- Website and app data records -
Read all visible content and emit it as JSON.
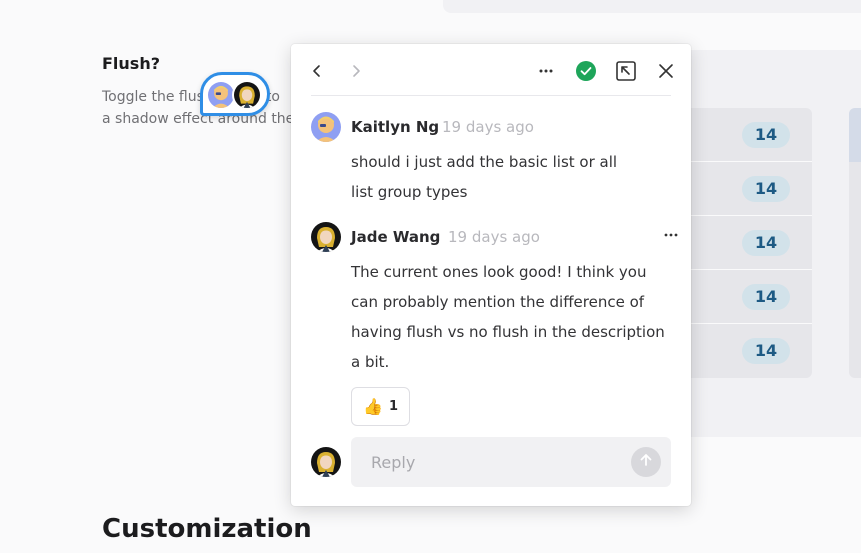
{
  "page": {
    "section_title": "Flush?",
    "section_description_lines": [
      "Toggle the flush option to",
      "a shadow effect around the"
    ],
    "heading": "Customization"
  },
  "list_preview": {
    "counts": [
      "14",
      "14",
      "14",
      "14",
      "14"
    ]
  },
  "colors": {
    "accent_blue": "#2f8ee6",
    "resolved_green": "#1ea55a",
    "badge_bg": "#d2e2ea",
    "badge_text": "#1d5a84"
  },
  "popup": {
    "toolbar": {
      "prev_icon": "chevron-left-icon",
      "next_icon": "chevron-right-icon",
      "more_icon": "more-horizontal-icon",
      "resolve_icon": "check-circle-icon",
      "expand_icon": "expand-icon",
      "close_icon": "close-icon"
    },
    "comments": [
      {
        "author": "Kaitlyn Ng",
        "time": "19 days ago",
        "body_lines": [
          "should i just add the basic list or all",
          "list group types"
        ]
      },
      {
        "author": "Jade Wang",
        "time": "19 days ago",
        "body_lines": [
          "The current ones look good! I think you",
          "can probably mention the difference of",
          "having flush vs no flush in the description",
          "a bit."
        ],
        "reaction": {
          "emoji": "👍",
          "count": "1"
        }
      }
    ],
    "reply": {
      "placeholder": "Reply"
    }
  }
}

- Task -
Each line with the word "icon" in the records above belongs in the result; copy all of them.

- Written answer -
      "prev_icon": "chevron-left-icon",
      "next_icon": "chevron-right-icon",
      "more_icon": "more-horizontal-icon",
      "resolve_icon": "check-circle-icon",
      "expand_icon": "expand-icon",
      "close_icon": "close-icon"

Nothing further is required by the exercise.